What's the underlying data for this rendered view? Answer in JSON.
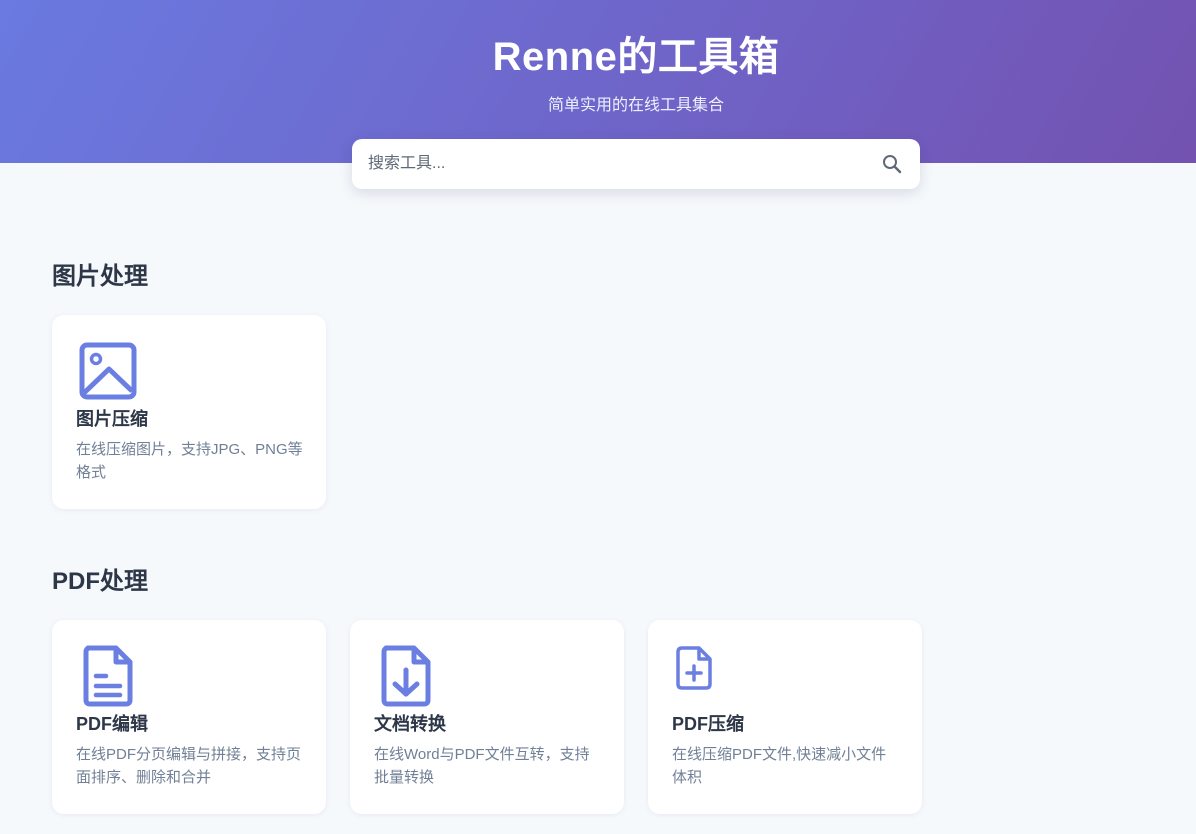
{
  "header": {
    "title": "Renne的工具箱",
    "subtitle": "简单实用的在线工具集合"
  },
  "search": {
    "placeholder": "搜索工具...",
    "value": "",
    "icon": "search-icon"
  },
  "colors": {
    "accent": "#6b7fe3",
    "gradient_start": "#6a7ae0",
    "gradient_end": "#7352b0",
    "background": "#f6f9fc",
    "heading_text": "#2d3748",
    "muted_text": "#718096"
  },
  "sections": [
    {
      "title": "图片处理",
      "tools": [
        {
          "icon": "image-icon",
          "name": "图片压缩",
          "description": "在线压缩图片，支持JPG、PNG等格式"
        }
      ]
    },
    {
      "title": "PDF处理",
      "tools": [
        {
          "icon": "document-text-icon",
          "name": "PDF编辑",
          "description": "在线PDF分页编辑与拼接，支持页面排序、删除和合并"
        },
        {
          "icon": "document-download-icon",
          "name": "文档转换",
          "description": "在线Word与PDF文件互转，支持批量转换"
        },
        {
          "icon": "document-add-icon",
          "name": "PDF压缩",
          "description": "在线压缩PDF文件,快速减小文件体积"
        }
      ]
    }
  ]
}
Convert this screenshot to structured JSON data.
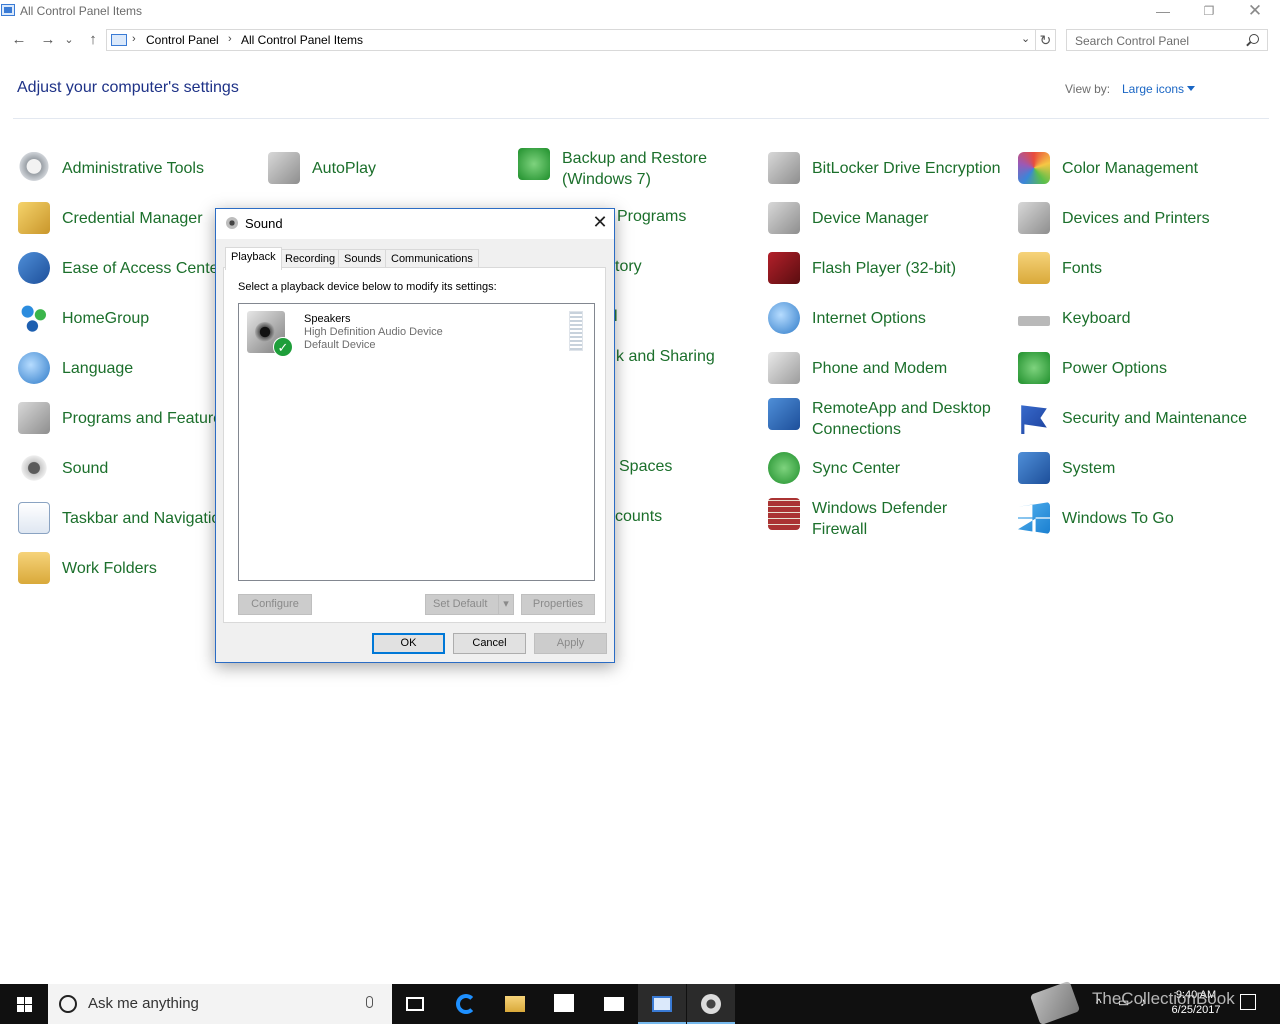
{
  "window": {
    "title": "All Control Panel Items",
    "min_glyph": "—",
    "max_glyph": "❐",
    "close_glyph": "✕"
  },
  "nav": {
    "back_glyph": "←",
    "forward_glyph": "→",
    "recent_glyph": "⌄",
    "up_glyph": "↑",
    "refresh_glyph": "↻",
    "dropdown_glyph": "⌄",
    "breadcrumb": [
      "Control Panel",
      "All Control Panel Items"
    ],
    "separator": "›",
    "search_placeholder": "Search Control Panel"
  },
  "header": {
    "title": "Adjust your computer's settings",
    "view_by_label": "View by:",
    "view_by_value": "Large icons"
  },
  "items": {
    "administrative_tools": "Administrative Tools",
    "autoplay": "AutoPlay",
    "backup_restore_1": "Backup and Restore",
    "backup_restore_2": "(Windows 7)",
    "bitlocker": "BitLocker Drive Encryption",
    "color_management": "Color Management",
    "credential_manager": "Credential Manager",
    "default_programs_partial": "Programs",
    "device_manager": "Device Manager",
    "devices_printers": "Devices and Printers",
    "ease_of_access": "Ease of Access Center",
    "file_history_partial": "tory",
    "flash_player": "Flash Player (32-bit)",
    "fonts": "Fonts",
    "homegroup": "HomeGroup",
    "indexing_partial": "l",
    "internet_options": "Internet Options",
    "keyboard": "Keyboard",
    "language": "Language",
    "network_sharing_partial": "k and Sharing",
    "phone_modem": "Phone and Modem",
    "power_options": "Power Options",
    "programs_features": "Programs and Features",
    "remoteapp_1": "RemoteApp and Desktop",
    "remoteapp_2": "Connections",
    "security_maintenance": "Security and Maintenance",
    "sound": "Sound",
    "storage_spaces_partial": "Spaces",
    "sync_center": "Sync Center",
    "system": "System",
    "taskbar_navigation": "Taskbar and Navigation",
    "user_accounts_partial": "counts",
    "defender_firewall_1": "Windows Defender",
    "defender_firewall_2": "Firewall",
    "windows_to_go": "Windows To Go",
    "work_folders": "Work Folders"
  },
  "sound_dialog": {
    "title": "Sound",
    "close_glyph": "✕",
    "tabs": [
      "Playback",
      "Recording",
      "Sounds",
      "Communications"
    ],
    "active_tab": "Playback",
    "instruction": "Select a playback device below to modify its settings:",
    "device": {
      "name": "Speakers",
      "description": "High Definition Audio Device",
      "status": "Default Device",
      "check_glyph": "✓"
    },
    "buttons": {
      "configure": "Configure",
      "set_default": "Set Default",
      "set_default_arrow": "▾",
      "properties": "Properties",
      "ok": "OK",
      "cancel": "Cancel",
      "apply": "Apply"
    }
  },
  "taskbar": {
    "search_placeholder": "Ask me anything",
    "time": "9:40 AM",
    "date": "6/25/2017",
    "watermark": "TheCollectionBook"
  }
}
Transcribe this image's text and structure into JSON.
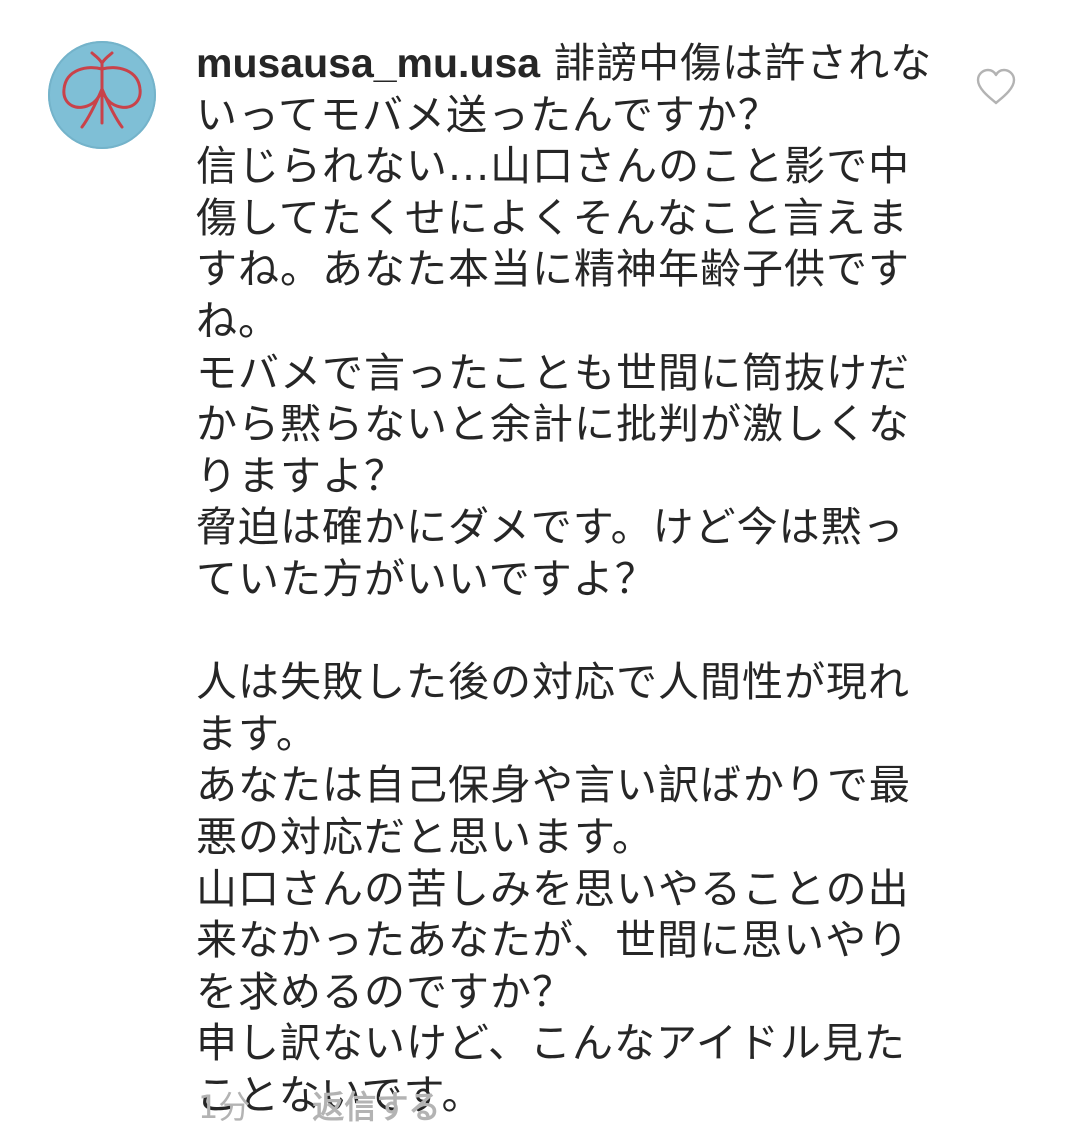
{
  "comment": {
    "username": "musausa_mu.usa",
    "text": "誹謗中傷は許されないってモバメ送ったんですか？\n信じられない...山口さんのこと影で中傷してたくせによくそんなこと言えますね。あなた本当に精神年齢子供ですね。\nモバメで言ったことも世間に筒抜けだから黙らないと余計に批判が激しくなりますよ？\n脅迫は確かにダメです。けど今は黙っていた方がいいですよ？\n\n人は失敗した後の対応で人間性が現れます。\nあなたは自己保身や言い訳ばかりで最悪の対応だと思います。\n山口さんの苦しみを思いやることの出来なかったあなたが、世間に思いやりを求めるのですか？\n申し訳ないけど、こんなアイドル見たことないです。",
    "timestamp": "1分",
    "reply_label": "返信する",
    "avatar_icon": "butterfly-avatar-icon",
    "like_icon": "heart-outline-icon"
  },
  "colors": {
    "text": "#262626",
    "meta": "#b3b3b3",
    "avatar_bg": "#7fbfd6",
    "avatar_motif": "#c9424a"
  }
}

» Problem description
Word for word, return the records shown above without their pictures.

» Response for this exercise
What's the underlying data for this rendered view? Answer in JSON.
{
  "header": {
    "title": "Renne的工具箱",
    "subtitle": "简单实用的在线工具集合"
  },
  "search": {
    "placeholder": "搜索工具...",
    "value": "",
    "icon": "search-icon"
  },
  "colors": {
    "accent": "#6b7fe3",
    "gradient_start": "#6a7ae0",
    "gradient_end": "#7352b0",
    "background": "#f6f9fc",
    "heading_text": "#2d3748",
    "muted_text": "#718096"
  },
  "sections": [
    {
      "title": "图片处理",
      "tools": [
        {
          "icon": "image-icon",
          "name": "图片压缩",
          "description": "在线压缩图片，支持JPG、PNG等格式"
        }
      ]
    },
    {
      "title": "PDF处理",
      "tools": [
        {
          "icon": "document-text-icon",
          "name": "PDF编辑",
          "description": "在线PDF分页编辑与拼接，支持页面排序、删除和合并"
        },
        {
          "icon": "document-download-icon",
          "name": "文档转换",
          "description": "在线Word与PDF文件互转，支持批量转换"
        },
        {
          "icon": "document-add-icon",
          "name": "PDF压缩",
          "description": "在线压缩PDF文件,快速减小文件体积"
        }
      ]
    }
  ]
}
Convert this screenshot to structured JSON data.
{
  "window": {
    "title": "All Control Panel Items",
    "min_glyph": "—",
    "max_glyph": "❐",
    "close_glyph": "✕"
  },
  "nav": {
    "back_glyph": "←",
    "forward_glyph": "→",
    "recent_glyph": "⌄",
    "up_glyph": "↑",
    "refresh_glyph": "↻",
    "dropdown_glyph": "⌄",
    "breadcrumb": [
      "Control Panel",
      "All Control Panel Items"
    ],
    "separator": "›",
    "search_placeholder": "Search Control Panel"
  },
  "header": {
    "title": "Adjust your computer's settings",
    "view_by_label": "View by:",
    "view_by_value": "Large icons"
  },
  "items": {
    "administrative_tools": "Administrative Tools",
    "autoplay": "AutoPlay",
    "backup_restore_1": "Backup and Restore",
    "backup_restore_2": "(Windows 7)",
    "bitlocker": "BitLocker Drive Encryption",
    "color_management": "Color Management",
    "credential_manager": "Credential Manager",
    "default_programs_partial": "Programs",
    "device_manager": "Device Manager",
    "devices_printers": "Devices and Printers",
    "ease_of_access": "Ease of Access Center",
    "file_history_partial": "tory",
    "flash_player": "Flash Player (32-bit)",
    "fonts": "Fonts",
    "homegroup": "HomeGroup",
    "indexing_partial": "l",
    "internet_options": "Internet Options",
    "keyboard": "Keyboard",
    "language": "Language",
    "network_sharing_partial": "k and Sharing",
    "phone_modem": "Phone and Modem",
    "power_options": "Power Options",
    "programs_features": "Programs and Features",
    "remoteapp_1": "RemoteApp and Desktop",
    "remoteapp_2": "Connections",
    "security_maintenance": "Security and Maintenance",
    "sound": "Sound",
    "storage_spaces_partial": "Spaces",
    "sync_center": "Sync Center",
    "system": "System",
    "taskbar_navigation": "Taskbar and Navigation",
    "user_accounts_partial": "counts",
    "defender_firewall_1": "Windows Defender",
    "defender_firewall_2": "Firewall",
    "windows_to_go": "Windows To Go",
    "work_folders": "Work Folders"
  },
  "sound_dialog": {
    "title": "Sound",
    "close_glyph": "✕",
    "tabs": [
      "Playback",
      "Recording",
      "Sounds",
      "Communications"
    ],
    "active_tab": "Playback",
    "instruction": "Select a playback device below to modify its settings:",
    "device": {
      "name": "Speakers",
      "description": "High Definition Audio Device",
      "status": "Default Device",
      "check_glyph": "✓"
    },
    "buttons": {
      "configure": "Configure",
      "set_default": "Set Default",
      "set_default_arrow": "▾",
      "properties": "Properties",
      "ok": "OK",
      "cancel": "Cancel",
      "apply": "Apply"
    }
  },
  "taskbar": {
    "search_placeholder": "Ask me anything",
    "time": "9:40 AM",
    "date": "6/25/2017",
    "watermark": "TheCollectionBook"
  }
}
Transcribe this image's text and structure into JSON.
{
  "comment": {
    "username": "musausa_mu.usa",
    "text": "誹謗中傷は許されないってモバメ送ったんですか？\n信じられない...山口さんのこと影で中傷してたくせによくそんなこと言えますね。あなた本当に精神年齢子供ですね。\nモバメで言ったことも世間に筒抜けだから黙らないと余計に批判が激しくなりますよ？\n脅迫は確かにダメです。けど今は黙っていた方がいいですよ？\n\n人は失敗した後の対応で人間性が現れます。\nあなたは自己保身や言い訳ばかりで最悪の対応だと思います。\n山口さんの苦しみを思いやることの出来なかったあなたが、世間に思いやりを求めるのですか？\n申し訳ないけど、こんなアイドル見たことないです。",
    "timestamp": "1分",
    "reply_label": "返信する",
    "avatar_icon": "butterfly-avatar-icon",
    "like_icon": "heart-outline-icon"
  },
  "colors": {
    "text": "#262626",
    "meta": "#b3b3b3",
    "avatar_bg": "#7fbfd6",
    "avatar_motif": "#c9424a"
  }
}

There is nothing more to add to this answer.